The thrilling RSV Mille superbike will shoot Aprilia into the big time. By Roland Brown
THEY HAVE sponsored a Spice Girls world tour and produced a wacky bike created by star designer Philippe Starck.

But despite this, a string of racing world championships and an HQ near Venice, Italy's second largest motorcycle manufacturer is relatively little- known. But that should change with the arrival of Aprilia's first superbike - the RSV Mille.

In contrast to the small bikes and scooters on which Aprilia's growth was based, the Mille is a sleek, powerful sports machine powered by a 998cc V-twin engine. It has been built to compete, in showrooms and on the track, with Ducati, for whom Britain's Carl Fogerty recently won his third World Superbike championship.

So determined is Aprilia to make the RSV a success that the launch was delayed for over a year to ensure that it would be competitive. That single- minded approach is clear from a glance at the RSV.

Apart from its innovative triple-headlamp arrangement, the bike looks rather ordinary. Unusually for the Italians, style was very much a secondary consideration to performance.

Aprilia followed Ducati's trademark V-twin engine layout, but differed in angling the eight-valve motor's cylinders at 60 degrees instead of 90. This allows the bike to be shorter but necessitates the use of a pair of "balancer shafts" to counter the extra vibration. With a claimed peak output of 128bhp, the RSV matches the most powerful twin-cylinder sports bikes, if not Yamaha's fearsome four-cylinder YZF-R1.

Chassis design follows that of Aprilia's hugely successful grand prix bikes (the firm has dominated the 250cc world championship again this year), being based around a neatly curved twin-beam aluminium frame. Suspension and brakes are conventional, but the Mille has an innovative electronic dashboard complete with lap-timer and clock.
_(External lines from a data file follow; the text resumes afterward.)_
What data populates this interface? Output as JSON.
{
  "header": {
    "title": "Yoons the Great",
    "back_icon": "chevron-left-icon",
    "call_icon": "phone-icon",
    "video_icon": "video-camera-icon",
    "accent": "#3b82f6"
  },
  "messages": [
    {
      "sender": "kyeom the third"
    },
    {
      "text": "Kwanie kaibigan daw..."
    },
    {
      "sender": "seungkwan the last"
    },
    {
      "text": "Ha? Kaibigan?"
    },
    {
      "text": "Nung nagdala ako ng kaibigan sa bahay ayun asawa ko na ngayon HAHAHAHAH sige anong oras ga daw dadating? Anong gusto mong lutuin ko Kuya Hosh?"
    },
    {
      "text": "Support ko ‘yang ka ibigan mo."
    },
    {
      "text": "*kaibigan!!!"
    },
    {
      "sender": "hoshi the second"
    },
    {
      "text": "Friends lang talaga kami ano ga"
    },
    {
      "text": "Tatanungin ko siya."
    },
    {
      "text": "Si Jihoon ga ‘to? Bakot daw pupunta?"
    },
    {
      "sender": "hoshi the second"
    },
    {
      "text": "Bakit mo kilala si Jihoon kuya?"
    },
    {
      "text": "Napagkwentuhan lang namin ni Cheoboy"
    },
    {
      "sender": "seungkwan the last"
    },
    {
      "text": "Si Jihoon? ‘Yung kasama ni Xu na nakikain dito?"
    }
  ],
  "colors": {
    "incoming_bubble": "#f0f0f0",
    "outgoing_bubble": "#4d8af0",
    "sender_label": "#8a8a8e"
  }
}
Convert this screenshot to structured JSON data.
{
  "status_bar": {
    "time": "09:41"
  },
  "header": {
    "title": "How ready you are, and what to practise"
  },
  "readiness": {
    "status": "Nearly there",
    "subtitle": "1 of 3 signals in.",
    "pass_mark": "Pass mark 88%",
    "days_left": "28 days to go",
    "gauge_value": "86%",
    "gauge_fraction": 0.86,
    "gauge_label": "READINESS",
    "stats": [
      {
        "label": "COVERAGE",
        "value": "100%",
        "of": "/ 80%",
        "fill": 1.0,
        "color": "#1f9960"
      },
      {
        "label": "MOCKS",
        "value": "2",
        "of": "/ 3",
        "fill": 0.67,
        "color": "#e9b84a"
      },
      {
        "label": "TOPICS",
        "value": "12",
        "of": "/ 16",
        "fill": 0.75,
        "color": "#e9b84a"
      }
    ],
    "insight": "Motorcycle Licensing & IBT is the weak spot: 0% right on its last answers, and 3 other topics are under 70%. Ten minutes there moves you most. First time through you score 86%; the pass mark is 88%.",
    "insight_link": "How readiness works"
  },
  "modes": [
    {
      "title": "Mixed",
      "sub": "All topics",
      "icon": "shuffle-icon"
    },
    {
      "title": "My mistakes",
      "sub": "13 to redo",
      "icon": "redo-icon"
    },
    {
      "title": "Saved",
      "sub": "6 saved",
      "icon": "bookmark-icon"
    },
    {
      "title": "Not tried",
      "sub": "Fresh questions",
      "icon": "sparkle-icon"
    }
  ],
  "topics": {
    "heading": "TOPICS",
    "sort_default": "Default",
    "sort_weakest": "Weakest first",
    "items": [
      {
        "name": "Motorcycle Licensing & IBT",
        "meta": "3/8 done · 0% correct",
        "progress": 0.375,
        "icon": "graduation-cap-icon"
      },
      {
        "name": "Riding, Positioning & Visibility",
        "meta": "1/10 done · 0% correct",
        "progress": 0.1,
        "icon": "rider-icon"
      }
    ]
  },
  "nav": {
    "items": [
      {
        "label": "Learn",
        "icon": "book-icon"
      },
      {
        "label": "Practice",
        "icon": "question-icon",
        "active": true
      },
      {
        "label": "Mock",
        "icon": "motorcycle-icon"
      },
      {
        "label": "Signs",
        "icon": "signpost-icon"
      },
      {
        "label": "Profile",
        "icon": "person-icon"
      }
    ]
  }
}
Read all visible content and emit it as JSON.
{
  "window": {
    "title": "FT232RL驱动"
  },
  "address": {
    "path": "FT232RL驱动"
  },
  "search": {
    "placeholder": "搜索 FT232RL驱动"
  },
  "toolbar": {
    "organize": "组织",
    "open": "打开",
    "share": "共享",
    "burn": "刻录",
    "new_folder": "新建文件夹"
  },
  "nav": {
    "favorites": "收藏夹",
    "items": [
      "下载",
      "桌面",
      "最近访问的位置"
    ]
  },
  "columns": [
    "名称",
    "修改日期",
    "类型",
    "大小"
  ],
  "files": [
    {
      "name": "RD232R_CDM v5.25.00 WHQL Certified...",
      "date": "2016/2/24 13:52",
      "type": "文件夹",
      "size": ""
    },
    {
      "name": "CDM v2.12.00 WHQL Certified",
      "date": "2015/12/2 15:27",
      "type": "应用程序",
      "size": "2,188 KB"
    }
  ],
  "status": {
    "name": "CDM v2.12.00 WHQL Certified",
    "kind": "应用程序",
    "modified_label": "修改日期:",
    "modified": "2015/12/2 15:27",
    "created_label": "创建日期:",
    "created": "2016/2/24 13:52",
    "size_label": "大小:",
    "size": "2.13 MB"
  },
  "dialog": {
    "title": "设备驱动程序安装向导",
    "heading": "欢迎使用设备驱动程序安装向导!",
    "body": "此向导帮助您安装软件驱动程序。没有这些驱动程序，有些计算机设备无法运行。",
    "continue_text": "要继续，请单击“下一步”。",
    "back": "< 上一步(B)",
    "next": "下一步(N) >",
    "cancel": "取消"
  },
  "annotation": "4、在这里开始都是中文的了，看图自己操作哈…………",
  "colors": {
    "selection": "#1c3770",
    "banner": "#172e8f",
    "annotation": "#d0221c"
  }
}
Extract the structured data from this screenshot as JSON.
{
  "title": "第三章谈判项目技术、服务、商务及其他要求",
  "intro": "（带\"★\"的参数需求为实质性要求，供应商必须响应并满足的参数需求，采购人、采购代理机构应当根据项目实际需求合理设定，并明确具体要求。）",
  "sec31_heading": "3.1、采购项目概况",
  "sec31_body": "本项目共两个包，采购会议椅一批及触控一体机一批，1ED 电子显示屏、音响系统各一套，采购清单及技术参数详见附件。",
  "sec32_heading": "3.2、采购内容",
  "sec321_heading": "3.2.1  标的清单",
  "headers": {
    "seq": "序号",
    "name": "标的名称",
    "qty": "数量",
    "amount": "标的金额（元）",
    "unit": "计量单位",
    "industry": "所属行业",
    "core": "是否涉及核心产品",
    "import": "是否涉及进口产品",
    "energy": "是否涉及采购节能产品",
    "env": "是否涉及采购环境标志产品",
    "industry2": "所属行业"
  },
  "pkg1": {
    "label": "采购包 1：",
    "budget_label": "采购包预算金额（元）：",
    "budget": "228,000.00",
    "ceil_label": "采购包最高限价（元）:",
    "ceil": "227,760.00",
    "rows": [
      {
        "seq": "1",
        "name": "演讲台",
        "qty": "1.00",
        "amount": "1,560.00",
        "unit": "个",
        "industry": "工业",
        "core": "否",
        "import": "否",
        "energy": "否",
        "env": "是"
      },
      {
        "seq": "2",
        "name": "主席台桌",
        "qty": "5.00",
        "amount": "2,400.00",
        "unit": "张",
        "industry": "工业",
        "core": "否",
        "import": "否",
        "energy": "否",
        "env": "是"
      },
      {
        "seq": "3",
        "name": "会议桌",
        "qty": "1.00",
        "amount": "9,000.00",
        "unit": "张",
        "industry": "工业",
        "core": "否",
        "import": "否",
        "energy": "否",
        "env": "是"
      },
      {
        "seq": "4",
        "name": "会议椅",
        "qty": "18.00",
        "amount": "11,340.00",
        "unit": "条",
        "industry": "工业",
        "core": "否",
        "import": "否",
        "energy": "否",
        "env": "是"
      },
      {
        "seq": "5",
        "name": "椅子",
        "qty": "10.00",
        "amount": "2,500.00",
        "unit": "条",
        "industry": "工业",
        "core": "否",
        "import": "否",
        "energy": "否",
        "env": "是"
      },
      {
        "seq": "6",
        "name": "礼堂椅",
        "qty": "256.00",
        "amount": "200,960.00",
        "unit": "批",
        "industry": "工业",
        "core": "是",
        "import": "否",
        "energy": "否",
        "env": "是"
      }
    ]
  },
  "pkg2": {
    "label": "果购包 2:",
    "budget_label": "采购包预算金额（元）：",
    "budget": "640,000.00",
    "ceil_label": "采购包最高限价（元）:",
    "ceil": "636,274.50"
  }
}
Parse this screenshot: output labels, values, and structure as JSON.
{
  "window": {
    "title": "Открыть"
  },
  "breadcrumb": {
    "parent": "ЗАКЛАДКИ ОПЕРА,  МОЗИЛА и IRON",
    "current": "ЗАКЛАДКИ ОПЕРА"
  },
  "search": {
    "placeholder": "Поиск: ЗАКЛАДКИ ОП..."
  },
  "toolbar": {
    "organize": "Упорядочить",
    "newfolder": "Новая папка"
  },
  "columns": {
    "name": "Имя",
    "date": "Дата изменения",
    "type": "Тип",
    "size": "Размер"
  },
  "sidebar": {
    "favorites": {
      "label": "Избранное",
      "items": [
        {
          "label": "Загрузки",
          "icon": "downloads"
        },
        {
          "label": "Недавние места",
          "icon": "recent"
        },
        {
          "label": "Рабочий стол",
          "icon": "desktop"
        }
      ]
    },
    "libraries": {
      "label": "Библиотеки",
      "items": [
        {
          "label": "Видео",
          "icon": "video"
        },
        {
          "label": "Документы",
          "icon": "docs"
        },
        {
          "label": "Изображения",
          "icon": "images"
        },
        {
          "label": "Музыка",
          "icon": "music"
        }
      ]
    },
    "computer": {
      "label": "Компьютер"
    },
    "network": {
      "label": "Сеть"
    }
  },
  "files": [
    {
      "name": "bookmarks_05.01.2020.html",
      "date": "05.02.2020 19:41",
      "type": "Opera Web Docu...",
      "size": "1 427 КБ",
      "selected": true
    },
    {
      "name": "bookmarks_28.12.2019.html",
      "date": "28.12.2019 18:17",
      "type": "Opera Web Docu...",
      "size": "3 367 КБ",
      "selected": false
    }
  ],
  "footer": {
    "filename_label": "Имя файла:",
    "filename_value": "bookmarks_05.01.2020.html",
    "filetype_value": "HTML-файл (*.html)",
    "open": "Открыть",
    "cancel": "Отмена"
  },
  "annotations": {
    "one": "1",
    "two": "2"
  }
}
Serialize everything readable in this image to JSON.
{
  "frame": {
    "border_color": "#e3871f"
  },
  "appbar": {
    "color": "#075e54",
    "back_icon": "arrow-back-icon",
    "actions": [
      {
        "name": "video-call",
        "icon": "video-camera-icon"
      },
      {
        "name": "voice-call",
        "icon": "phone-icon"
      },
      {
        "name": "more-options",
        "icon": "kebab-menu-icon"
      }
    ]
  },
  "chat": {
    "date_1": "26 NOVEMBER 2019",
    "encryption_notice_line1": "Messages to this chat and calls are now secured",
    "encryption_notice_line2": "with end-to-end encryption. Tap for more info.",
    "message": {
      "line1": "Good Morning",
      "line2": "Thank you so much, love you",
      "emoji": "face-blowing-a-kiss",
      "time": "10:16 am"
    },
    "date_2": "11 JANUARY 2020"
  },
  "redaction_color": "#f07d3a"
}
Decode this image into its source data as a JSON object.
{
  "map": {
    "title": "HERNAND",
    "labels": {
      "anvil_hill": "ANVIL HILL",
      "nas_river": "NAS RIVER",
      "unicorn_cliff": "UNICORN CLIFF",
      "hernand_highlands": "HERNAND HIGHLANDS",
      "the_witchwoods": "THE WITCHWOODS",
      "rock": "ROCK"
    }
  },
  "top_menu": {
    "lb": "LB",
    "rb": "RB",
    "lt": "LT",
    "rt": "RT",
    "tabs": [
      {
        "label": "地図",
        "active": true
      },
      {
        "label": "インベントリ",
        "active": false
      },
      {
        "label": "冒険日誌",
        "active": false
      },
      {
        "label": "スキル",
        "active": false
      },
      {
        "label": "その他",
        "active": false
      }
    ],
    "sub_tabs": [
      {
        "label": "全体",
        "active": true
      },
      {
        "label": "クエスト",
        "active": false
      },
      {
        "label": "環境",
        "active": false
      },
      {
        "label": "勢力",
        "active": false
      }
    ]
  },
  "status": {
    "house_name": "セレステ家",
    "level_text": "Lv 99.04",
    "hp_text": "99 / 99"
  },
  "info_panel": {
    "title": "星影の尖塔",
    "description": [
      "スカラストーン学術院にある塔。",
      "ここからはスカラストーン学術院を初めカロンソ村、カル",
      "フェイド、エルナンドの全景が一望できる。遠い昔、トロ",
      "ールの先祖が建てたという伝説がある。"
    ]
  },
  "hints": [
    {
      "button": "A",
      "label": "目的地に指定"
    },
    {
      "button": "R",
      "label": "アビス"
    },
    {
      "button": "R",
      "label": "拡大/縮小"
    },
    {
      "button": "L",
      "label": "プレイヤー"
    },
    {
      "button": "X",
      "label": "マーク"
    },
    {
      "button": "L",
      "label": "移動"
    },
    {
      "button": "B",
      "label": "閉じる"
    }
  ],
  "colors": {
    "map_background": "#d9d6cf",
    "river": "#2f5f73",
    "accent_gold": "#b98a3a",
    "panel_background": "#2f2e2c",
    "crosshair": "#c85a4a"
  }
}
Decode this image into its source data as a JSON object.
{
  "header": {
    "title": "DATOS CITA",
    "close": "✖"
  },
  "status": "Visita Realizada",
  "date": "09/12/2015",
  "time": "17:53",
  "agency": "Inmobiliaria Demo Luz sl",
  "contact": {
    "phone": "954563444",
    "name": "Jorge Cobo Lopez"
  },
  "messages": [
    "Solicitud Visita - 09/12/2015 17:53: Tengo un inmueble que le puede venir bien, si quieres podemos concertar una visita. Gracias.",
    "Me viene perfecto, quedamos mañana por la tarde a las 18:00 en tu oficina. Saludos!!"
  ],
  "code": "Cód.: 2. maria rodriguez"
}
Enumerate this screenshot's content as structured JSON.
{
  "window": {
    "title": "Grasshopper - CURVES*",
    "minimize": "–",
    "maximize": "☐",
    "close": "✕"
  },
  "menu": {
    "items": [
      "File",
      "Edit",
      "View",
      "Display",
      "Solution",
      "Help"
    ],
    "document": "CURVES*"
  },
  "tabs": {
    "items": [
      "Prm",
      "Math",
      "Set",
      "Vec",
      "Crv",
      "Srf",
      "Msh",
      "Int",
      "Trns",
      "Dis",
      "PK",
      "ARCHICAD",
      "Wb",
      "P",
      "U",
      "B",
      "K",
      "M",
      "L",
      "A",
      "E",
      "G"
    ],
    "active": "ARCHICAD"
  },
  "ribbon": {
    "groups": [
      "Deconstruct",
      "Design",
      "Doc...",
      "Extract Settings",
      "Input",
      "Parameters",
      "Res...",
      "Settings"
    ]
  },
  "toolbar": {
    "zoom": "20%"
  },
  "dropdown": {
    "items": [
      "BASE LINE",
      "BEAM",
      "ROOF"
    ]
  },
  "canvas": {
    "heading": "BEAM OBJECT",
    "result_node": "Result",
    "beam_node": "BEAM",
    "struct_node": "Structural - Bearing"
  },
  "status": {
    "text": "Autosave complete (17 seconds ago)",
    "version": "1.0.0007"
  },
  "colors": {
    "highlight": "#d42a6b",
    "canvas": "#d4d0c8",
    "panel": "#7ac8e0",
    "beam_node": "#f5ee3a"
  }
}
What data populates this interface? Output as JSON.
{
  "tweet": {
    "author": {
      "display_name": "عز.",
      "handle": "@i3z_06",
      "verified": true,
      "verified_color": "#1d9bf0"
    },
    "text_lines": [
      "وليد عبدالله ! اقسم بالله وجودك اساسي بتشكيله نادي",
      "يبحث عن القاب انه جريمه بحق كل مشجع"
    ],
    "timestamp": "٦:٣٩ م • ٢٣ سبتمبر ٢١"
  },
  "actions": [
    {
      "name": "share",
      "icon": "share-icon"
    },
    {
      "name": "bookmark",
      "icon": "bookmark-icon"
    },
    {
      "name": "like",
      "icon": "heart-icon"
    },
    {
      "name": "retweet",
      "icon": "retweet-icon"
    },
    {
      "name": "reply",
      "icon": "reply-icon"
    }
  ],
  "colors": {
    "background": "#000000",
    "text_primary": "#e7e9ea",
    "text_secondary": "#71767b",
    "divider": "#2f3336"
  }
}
There is even a light that flashes, in Grand Prix racebike style, when it's time to change up through the six-speed gearbox.

The Mille certainly feels racy as you lean forward to the low handlebars, although the riding position is less extreme than that of Ducati's rival 996. The feeling when you wind open the throttle is much the same, though: thrilling acceleration that hurls the bike towards a top speed of almost 170mph.

More than speed, it's the engine's flexibility that is most impressive. The fuel-injection system gives a superbly crisp response at low engine speeds, making this an easy bike to ride. So seamless is the power delivery and so slick the gearchange that it's easy to forget this is Aprilia's first large-capacity engine.

Given a price of pounds 9,724, the Mille bodes well for Aprilia's future as a superbike manufacturer. Never mind sponsoring the Spice Girls, Aprilia has hit the big time at last.